T = temperature
S = wind speed
Wind chill = 91.4 + ( T – 91.4 ) x ( .474 + .304 x sqrt(S) – .0203 S )
I actually found a number of different formulas. The one above is the one I was actually able to replicate in an Excel model and get the same results as the published table. Apparently the calculations are not as accurate at higher temperatures and wind speeds because most of the tables only go up to forty degrees and the wind range in the tables typically goes up to 20 or 30 miles per hour. My interest was different, however. When riding a motorcycle, in effect, you create your own wind, and on the Interstate, it is 65 miles per hour! My estimate of the chill factor at 55 degrees and 65 miles per hour was that it felt like freezing. The formula above yielded 33 degrees. A lot of work to confirm what I had guessed but I feel better knowing.
I didn’t expect to be using my electric gloves and vest this time of year – fortunately, I had them with me. Recently, I’ve had some difficulty in using the electric heated clothing. For some reason, connecting the clothing has often resulted in blowing the motorcycle’s accessory fuse. Once I rode 20 miles to meet Chris Forbes, the CEO of Knovel Corporation, for lunch on a very cold day. The heating worked just fine getting there, but the fuse blew when I reconnected for the trip home. It was one of the most uncomfortable days I have experienced. The wind chill on that occasion was well below freezing. Fortunately, it was only 20 miles.
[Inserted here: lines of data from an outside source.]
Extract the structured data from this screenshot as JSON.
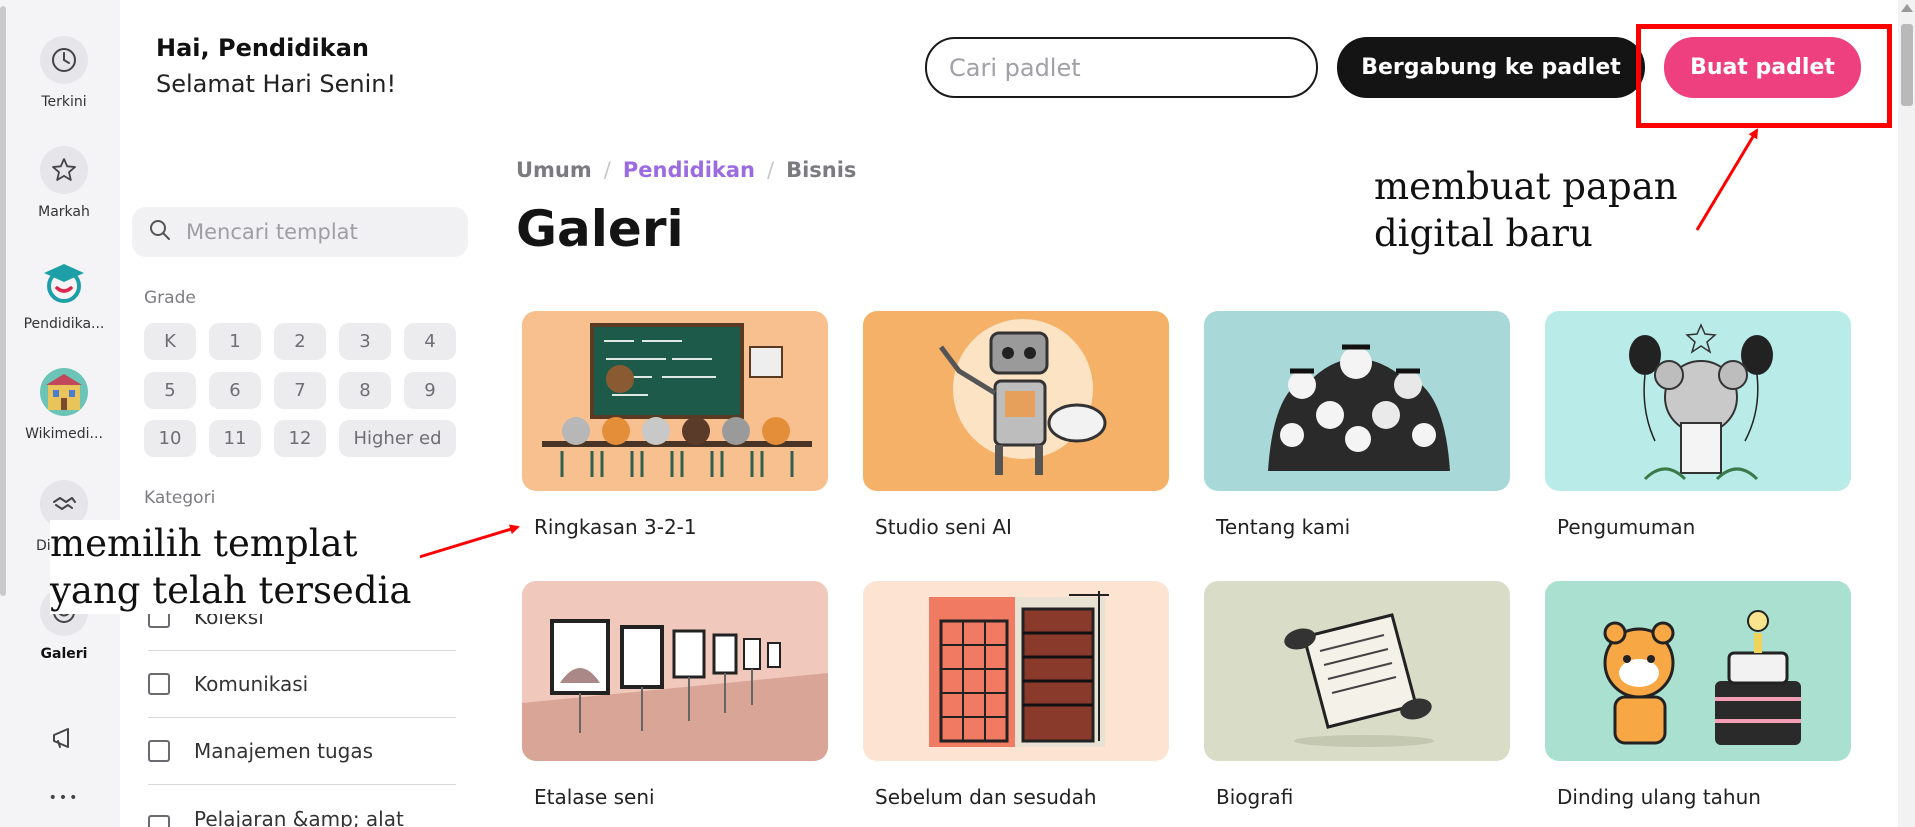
{
  "rail": {
    "items": [
      {
        "label": "Terkini",
        "icon": "clock-icon"
      },
      {
        "label": "Markah",
        "icon": "star-icon"
      },
      {
        "label": "Pendidika...",
        "icon": "graduation-cap-icon"
      },
      {
        "label": "Wikimedi...",
        "icon": "building-avatar-icon"
      },
      {
        "label": "Dis",
        "icon": "handshake-icon"
      },
      {
        "label": "Galeri",
        "icon": "gallery-icon"
      },
      {
        "label": "",
        "icon": "megaphone-icon"
      },
      {
        "label": "",
        "icon": "more-icon"
      }
    ],
    "more_glyph": "•••"
  },
  "header": {
    "greeting": "Hai, Pendidikan",
    "day_message": "Selamat Hari Senin!",
    "search_placeholder": "Cari padlet",
    "join_label": "Bergabung ke padlet",
    "create_label": "Buat padlet"
  },
  "filters": {
    "search_placeholder": "Mencari templat",
    "grade_label": "Grade",
    "grades": [
      "K",
      "1",
      "2",
      "3",
      "4",
      "5",
      "6",
      "7",
      "8",
      "9",
      "10",
      "11",
      "12",
      "Higher ed"
    ],
    "category_label": "Kategori",
    "categories": [
      "Koleksi",
      "Komunikasi",
      "Manajemen tugas",
      "Pelajaran &amp; alat"
    ]
  },
  "main": {
    "breadcrumb": [
      "Umum",
      "Pendidikan",
      "Bisnis"
    ],
    "breadcrumb_separator": "/",
    "title": "Galeri",
    "cards": [
      {
        "title": "Ringkasan 3-2-1",
        "bg": "#f8c08e"
      },
      {
        "title": "Studio seni AI",
        "bg": "#f6b168"
      },
      {
        "title": "Tentang kami",
        "bg": "#a9d8d8"
      },
      {
        "title": "Pengumuman",
        "bg": "#b9ece8"
      },
      {
        "title": "Etalase seni",
        "bg": "#f1c8bc"
      },
      {
        "title": "Sebelum dan sesudah",
        "bg": "#fde3d1"
      },
      {
        "title": "Biografi",
        "bg": "#d9dcc6"
      },
      {
        "title": "Dinding ulang tahun",
        "bg": "#a9e0cf"
      }
    ]
  },
  "annotations": {
    "create_note": [
      "membuat papan",
      "digital baru"
    ],
    "template_note": [
      "memilih templat",
      "yang telah tersedia"
    ]
  },
  "colors": {
    "accent_pink": "#ee3f7f",
    "accent_purple": "#9b6be0",
    "annotation_red": "#ff0000"
  }
}
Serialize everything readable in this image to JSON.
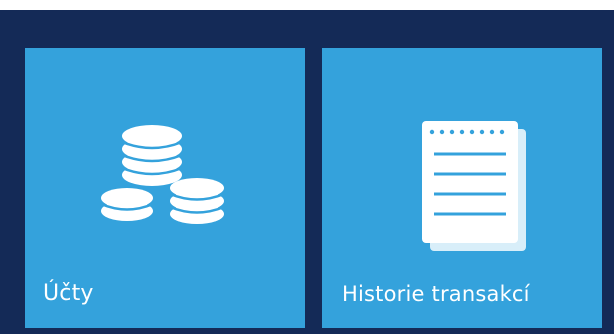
{
  "tiles": [
    {
      "id": "accounts",
      "label": "Účty",
      "icon": "coins-icon"
    },
    {
      "id": "history",
      "label": "Historie transakcí",
      "icon": "notepad-icon"
    }
  ],
  "colors": {
    "frame": "#142a57",
    "tile": "#34a2dc",
    "foreground": "#ffffff"
  }
}
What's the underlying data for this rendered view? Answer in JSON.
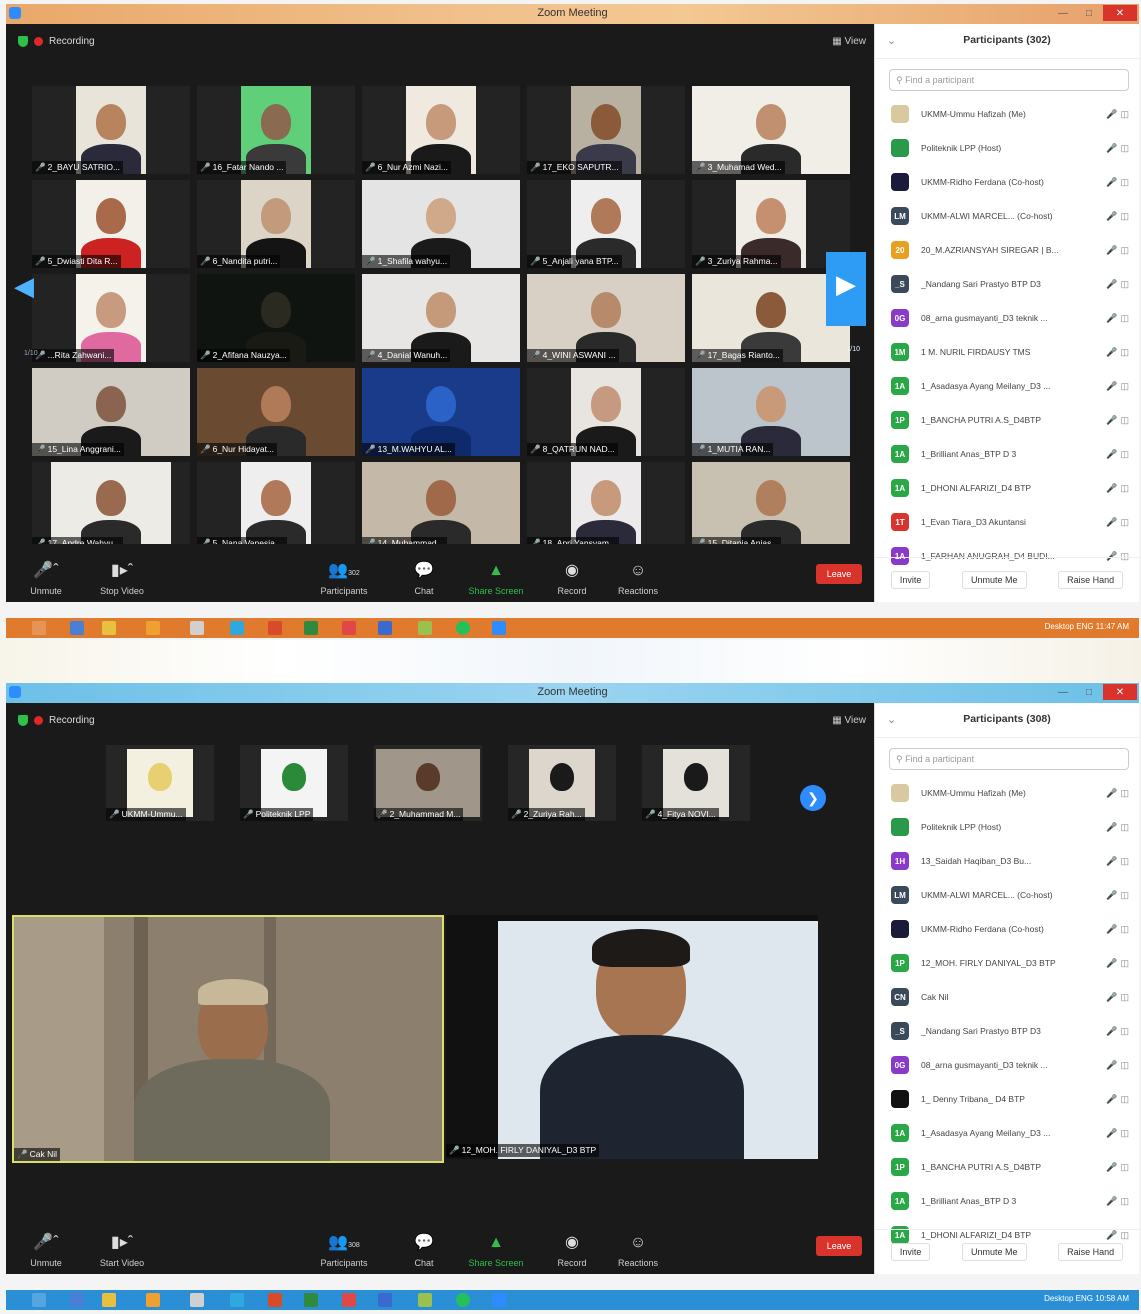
{
  "window_title": "Zoom Meeting",
  "recording_label": "Recording",
  "view_label": "View",
  "top": {
    "page_indicator": "1/10",
    "page_indicator_right": "1/10",
    "participants_title": "Participants (302)",
    "search_placeholder": "Find a participant",
    "tiles": [
      "2_BAYU SATRIO...",
      "16_Fatar Nando ...",
      "6_Nur Azmi Nazi...",
      "17_EKO SAPUTR...",
      "3_Muhamad Wed...",
      "5_Dwiasti Dita R...",
      "6_Nandita putri...",
      "1_Shafila wahyu...",
      "5_Anjali yana BTP...",
      "3_Zuriya Rahma...",
      "...Rita Zahwani...",
      "2_Afifana Nauzya...",
      "4_Danial Wanuh...",
      "4_WINI ASWANI ...",
      "17_Bagas Rianto...",
      "15_Lina Anggrani...",
      "6_Nur Hidayat...",
      "13_M.WAHYU AL...",
      "8_QATRUN NAD...",
      "1_MUTIA RAN...",
      "17_Andre Wahyu...",
      "5_Nana Vanesia ...",
      "14_Muhammad...",
      "18_Apri Yansyam...",
      "15_Ditapia Anjas..."
    ],
    "participants": [
      {
        "initials": "",
        "name": "UKMM-Ummu Hafizah (Me)",
        "color": "#d9c9a0"
      },
      {
        "initials": "",
        "name": "Politeknik LPP (Host)",
        "color": "#2a9a4a"
      },
      {
        "initials": "",
        "name": "UKMM-Ridho Ferdana (Co-host)",
        "color": "#1a1a3a"
      },
      {
        "initials": "LM",
        "name": "UKMM-ALWI MARCEL... (Co-host)",
        "color": "#3a4a5a"
      },
      {
        "initials": "20",
        "name": "20_M.AZRIANSYAH SIREGAR | B...",
        "color": "#e8a020"
      },
      {
        "initials": "_S",
        "name": "_Nandang Sari Prastyo BTP D3",
        "color": "#3a4a5a"
      },
      {
        "initials": "0G",
        "name": "08_arna gusmayanti_D3 teknik ...",
        "color": "#8a3ac8"
      },
      {
        "initials": "1M",
        "name": "1 M. NURIL FIRDAUSY TMS",
        "color": "#2aa848"
      },
      {
        "initials": "1A",
        "name": "1_Asadasya Ayang Meilany_D3 ...",
        "color": "#2aa848"
      },
      {
        "initials": "1P",
        "name": "1_BANCHA PUTRI A.S_D4BTP",
        "color": "#2aa848"
      },
      {
        "initials": "1A",
        "name": "1_Brilliant Anas_BTP D 3",
        "color": "#2aa848"
      },
      {
        "initials": "1A",
        "name": "1_DHONI ALFARIZI_D4 BTP",
        "color": "#2aa848"
      },
      {
        "initials": "1T",
        "name": "1_Evan Tiara_D3 Akuntansi",
        "color": "#d9342b"
      },
      {
        "initials": "1A",
        "name": "1_FARHAN ANUGRAH_D4 BUDI...",
        "color": "#8a3ac8"
      }
    ],
    "tray_text": "Desktop  ENG  11:47 AM"
  },
  "bottom": {
    "participants_title": "Participants (308)",
    "search_placeholder": "Find a participant",
    "strip": [
      "UKMM-Ummu...",
      "Politeknik LPP",
      "2_Muhammad M...",
      "2_Zuriya Rah...",
      "4_Fitya NOVI..."
    ],
    "big_left_name": "Cak Nil",
    "big_right_name": "12_MOH. FIRLY DANIYAL_D3 BTP",
    "participants": [
      {
        "initials": "",
        "name": "UKMM-Ummu Hafizah (Me)",
        "color": "#d9c9a0"
      },
      {
        "initials": "",
        "name": "Politeknik LPP (Host)",
        "color": "#2a9a4a"
      },
      {
        "initials": "1H",
        "name": "13_Saidah Haqiban_D3 Bu...",
        "color": "#8a3ac8"
      },
      {
        "initials": "LM",
        "name": "UKMM-ALWI MARCEL... (Co-host)",
        "color": "#3a4a5a"
      },
      {
        "initials": "",
        "name": "UKMM-Ridho Ferdana (Co-host)",
        "color": "#1a1a3a"
      },
      {
        "initials": "1P",
        "name": "12_MOH. FIRLY DANIYAL_D3 BTP",
        "color": "#2aa848"
      },
      {
        "initials": "CN",
        "name": "Cak Nil",
        "color": "#3a4a5a"
      },
      {
        "initials": "_S",
        "name": "_Nandang Sari Prastyo BTP D3",
        "color": "#3a4a5a"
      },
      {
        "initials": "0G",
        "name": "08_arna gusmayanti_D3 teknik ...",
        "color": "#8a3ac8"
      },
      {
        "initials": "",
        "name": "1_ Denny Tribana_ D4 BTP",
        "color": "#111111"
      },
      {
        "initials": "1A",
        "name": "1_Asadasya Ayang Meilany_D3 ...",
        "color": "#2aa848"
      },
      {
        "initials": "1P",
        "name": "1_BANCHA PUTRI A.S_D4BTP",
        "color": "#2aa848"
      },
      {
        "initials": "1A",
        "name": "1_Brilliant Anas_BTP D 3",
        "color": "#2aa848"
      },
      {
        "initials": "1A",
        "name": "1_DHONI ALFARIZI_D4 BTP",
        "color": "#2aa848"
      }
    ],
    "tray_text": "Desktop  ENG  10:58 AM"
  },
  "toolbar": {
    "unmute": "Unmute",
    "stop_video": "Stop Video",
    "start_video": "Start Video",
    "participants": "Participants",
    "participants_count_top": "302",
    "participants_count_bottom": "308",
    "chat": "Chat",
    "share_screen": "Share Screen",
    "record": "Record",
    "reactions": "Reactions",
    "leave": "Leave"
  },
  "panel_buttons": {
    "invite": "Invite",
    "unmute_me": "Unmute Me",
    "raise_hand": "Raise Hand"
  }
}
I got curious about hat was causing the fuse to blow so I used an ohmmeter to measure the resistance of the gloves and vest. A quick calculation showed that the current drawn should be about 6 amps. The fuse was 15 amps, so for some reason, a surge must occur when connecting. The solution turned out to be to replace the fuse with a circuit breaker. I was not aware that there was such a thing as a circuit breaker that has the form factor of a fuse. My friend Bob Carey, Service Manager at Harley-Davidson in Danbury, told me about it. I’ve had no problems since introducing this new technology. It was no piece of cake to install the circuit breaker though — see pictures.
Speaking of motorcycle riding, the weather was spectacular a couple of Sundays ago that the choice between writing in the weblog or riding a motorcycle was easy to make. I started out through Ridgefield and headed through the back roads to Marcus Dairy. The dairy was hosting a “Cycle Sunday”. Formerly called “Super Sunday”, the dairy event attracts thousands of people and motorcycles from a wide area. A typical Sunday will find 1,000 bikers there for breakfast or just to hang out. I estimate that the Cycle Sunday crowd was at least 20,000. The ten dollar admission went to support the YMCA. Every imaginable motorcycle accessory (and some unimaginable) was available at the various vendor booths and tents (more than 100). I have never seen so many black leather products in my life.
Departing from the dairy, I headed east on Interstate 84, and then north on Route 7. This took me through Brookfield, New Milford, and on to Sherman. From there, my route took me across the border into New York State, and then across some back roads to Route 22, and then south through Brewster and South Salem and finally onto route 35 back to Ridgefield. This was a very pleasant ride. I stopped along the way to have a Diet Coke and use Copytalk to dictate part of this story on the Samsung i330. More on Copytalk coming up in my next story which will be about On Demand.